Simon Hall was amazed that she had taken the fact of incarceration so calmly. Vicky Pryce was adamant that facing facts and planning to cope had allowed her to keep positive. She found the prison regime for women easier to live through, more humane, than she had thought it would be, but it was certainly not something she would recommend anyone try. The loss of personal freedom was potentially devastating. Her cell was OK for size and comfort, but cold. All the vices of prison life were in your face every day - the drugs, for instance. There were people you quickly learned to avoid. Educational opportunities were meagre or non-existent. On the other hand, some prisoners had told her that the only reason they were still alive was the care and sanctuary they got from prison life: their addiction or mental problems would have killed them outside.
Reoffending rates were staggeringly high. A spell in prison would practically guarantee that you ended up there again. It seemed to her a most inefficient way of dealing with crime. It was terribly expensive to maintain people in prisons - she quoted statistic after statistic to illustrate this. All in her book, of course. I thought she saw prison life and its consequences mostly in money terms. She also spoke about the disruption of families, but I got no sense that, as a scientist in economic theory, she really knew what it was to be a member of a crime-ridden underclass.

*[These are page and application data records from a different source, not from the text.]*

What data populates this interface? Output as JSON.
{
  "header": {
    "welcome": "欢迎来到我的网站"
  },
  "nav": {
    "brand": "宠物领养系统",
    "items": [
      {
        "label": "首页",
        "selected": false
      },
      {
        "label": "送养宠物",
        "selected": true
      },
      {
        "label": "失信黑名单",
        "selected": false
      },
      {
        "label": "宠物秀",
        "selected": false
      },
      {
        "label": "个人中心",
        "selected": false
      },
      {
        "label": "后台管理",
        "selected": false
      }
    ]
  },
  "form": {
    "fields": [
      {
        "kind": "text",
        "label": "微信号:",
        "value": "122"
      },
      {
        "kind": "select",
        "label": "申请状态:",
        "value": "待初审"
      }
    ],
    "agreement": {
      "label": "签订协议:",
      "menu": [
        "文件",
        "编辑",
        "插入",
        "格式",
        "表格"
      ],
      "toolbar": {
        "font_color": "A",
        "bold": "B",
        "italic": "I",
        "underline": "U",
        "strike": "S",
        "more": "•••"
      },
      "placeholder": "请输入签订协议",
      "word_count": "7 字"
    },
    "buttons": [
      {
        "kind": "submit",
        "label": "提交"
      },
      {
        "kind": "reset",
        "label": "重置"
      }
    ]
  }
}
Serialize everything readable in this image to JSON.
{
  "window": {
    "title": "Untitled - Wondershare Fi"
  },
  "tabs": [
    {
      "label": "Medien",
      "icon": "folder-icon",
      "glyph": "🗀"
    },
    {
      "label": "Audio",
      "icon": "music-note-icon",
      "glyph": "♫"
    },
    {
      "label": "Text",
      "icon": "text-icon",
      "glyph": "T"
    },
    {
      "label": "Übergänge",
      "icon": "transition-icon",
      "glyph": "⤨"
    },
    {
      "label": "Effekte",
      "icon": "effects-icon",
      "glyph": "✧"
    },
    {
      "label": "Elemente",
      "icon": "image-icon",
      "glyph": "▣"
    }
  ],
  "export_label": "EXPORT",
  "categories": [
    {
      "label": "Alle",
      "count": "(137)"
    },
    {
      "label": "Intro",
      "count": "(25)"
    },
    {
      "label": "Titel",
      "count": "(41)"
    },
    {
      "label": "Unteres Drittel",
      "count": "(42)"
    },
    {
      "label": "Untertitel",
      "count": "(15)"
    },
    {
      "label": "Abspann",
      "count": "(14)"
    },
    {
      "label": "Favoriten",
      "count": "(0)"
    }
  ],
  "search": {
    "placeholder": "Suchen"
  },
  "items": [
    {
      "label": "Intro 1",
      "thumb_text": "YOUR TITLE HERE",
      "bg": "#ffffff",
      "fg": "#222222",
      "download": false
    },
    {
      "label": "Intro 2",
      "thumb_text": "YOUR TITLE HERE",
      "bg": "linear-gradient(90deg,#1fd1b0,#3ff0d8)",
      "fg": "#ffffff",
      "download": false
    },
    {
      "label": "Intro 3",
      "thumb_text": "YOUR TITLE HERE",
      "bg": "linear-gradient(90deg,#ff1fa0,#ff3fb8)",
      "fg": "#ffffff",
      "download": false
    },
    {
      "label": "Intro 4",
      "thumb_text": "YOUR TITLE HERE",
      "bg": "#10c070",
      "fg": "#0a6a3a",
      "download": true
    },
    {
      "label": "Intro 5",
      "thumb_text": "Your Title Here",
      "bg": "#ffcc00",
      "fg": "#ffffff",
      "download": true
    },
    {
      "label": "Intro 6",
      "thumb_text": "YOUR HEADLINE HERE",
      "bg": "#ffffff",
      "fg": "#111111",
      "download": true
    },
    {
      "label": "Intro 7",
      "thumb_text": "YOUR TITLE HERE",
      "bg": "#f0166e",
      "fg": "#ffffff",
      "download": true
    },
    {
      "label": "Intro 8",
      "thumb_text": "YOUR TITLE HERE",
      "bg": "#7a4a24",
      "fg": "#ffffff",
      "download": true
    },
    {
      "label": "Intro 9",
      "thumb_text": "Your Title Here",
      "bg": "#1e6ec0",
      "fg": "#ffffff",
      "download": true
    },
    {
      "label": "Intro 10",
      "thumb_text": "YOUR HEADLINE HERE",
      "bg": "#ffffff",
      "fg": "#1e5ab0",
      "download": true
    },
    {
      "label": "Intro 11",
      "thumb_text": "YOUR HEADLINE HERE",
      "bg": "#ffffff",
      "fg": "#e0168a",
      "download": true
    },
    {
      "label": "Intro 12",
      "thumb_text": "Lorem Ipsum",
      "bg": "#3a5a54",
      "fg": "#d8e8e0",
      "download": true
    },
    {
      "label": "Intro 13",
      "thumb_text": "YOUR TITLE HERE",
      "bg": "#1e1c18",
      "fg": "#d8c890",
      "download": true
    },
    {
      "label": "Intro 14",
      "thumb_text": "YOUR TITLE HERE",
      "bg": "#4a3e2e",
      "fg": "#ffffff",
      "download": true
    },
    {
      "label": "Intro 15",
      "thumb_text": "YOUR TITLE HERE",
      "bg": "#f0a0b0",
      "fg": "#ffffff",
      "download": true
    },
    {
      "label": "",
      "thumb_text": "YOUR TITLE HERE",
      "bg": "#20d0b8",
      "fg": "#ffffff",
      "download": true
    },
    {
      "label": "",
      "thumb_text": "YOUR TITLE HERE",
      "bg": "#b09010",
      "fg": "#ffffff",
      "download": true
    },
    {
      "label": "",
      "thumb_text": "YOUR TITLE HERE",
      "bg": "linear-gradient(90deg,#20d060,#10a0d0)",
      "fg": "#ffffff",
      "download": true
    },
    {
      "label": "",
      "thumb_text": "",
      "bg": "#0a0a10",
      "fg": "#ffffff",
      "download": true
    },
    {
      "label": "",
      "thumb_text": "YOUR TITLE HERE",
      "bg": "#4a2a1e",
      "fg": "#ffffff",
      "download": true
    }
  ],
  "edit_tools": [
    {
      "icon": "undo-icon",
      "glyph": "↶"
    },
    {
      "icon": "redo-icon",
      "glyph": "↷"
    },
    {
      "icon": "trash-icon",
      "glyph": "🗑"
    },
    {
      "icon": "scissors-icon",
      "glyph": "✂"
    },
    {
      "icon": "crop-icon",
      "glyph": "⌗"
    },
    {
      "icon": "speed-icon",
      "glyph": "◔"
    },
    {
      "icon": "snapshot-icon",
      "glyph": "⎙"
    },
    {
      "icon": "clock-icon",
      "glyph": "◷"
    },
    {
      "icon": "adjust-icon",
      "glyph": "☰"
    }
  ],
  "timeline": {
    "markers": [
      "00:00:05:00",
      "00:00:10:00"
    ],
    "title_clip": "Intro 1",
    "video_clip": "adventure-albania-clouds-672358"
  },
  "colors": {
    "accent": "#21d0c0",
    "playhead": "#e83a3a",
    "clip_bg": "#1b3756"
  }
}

That said, nor do I.
Although she came across as a highly practical and resilient woman, there was no frank confession that she had lied to the authorities and deceived the police over that speeding affair. At one point, about halfway through, a man in the audience interrupted with a question: where was her contrition? He explained that he had been a prison officer during the 1990s. He had hoped to hear her say she was sorry for concealing the fact that her former husband had driven dangerously fast and might have killed someone. She hadn't expressed any shame at all. And with that, he left. It was only a momentary check in the smooth flow. I was certain that other people had stood up at other talks, and that she had an answer ready, if they stayed and persisted. This man had got it off his chest and walked out. It was however a fair point. Did she really feel she had done a bad thing? All she said was that she had 'made a mistake' - which is not actually admitting to a crime. Methinks a little self-exoneration here! Nevertheless she had spent time in jail. And that was undoubtedly a genuine punishment, even if she had come out if it with material for a book, and a career still intact.
Would I ever lie to get someone else out of a fix? A person of hard-and-fast principles has a clear answer: no, whatever the circumstances. I am not a person of rigid principles. I think a more nuanced judgement is always needed. But I hate to lie, and I am wary of ignoring the law. Perhaps I should just be very thankful that I am not presently so close to anyone that such decisions have to be made.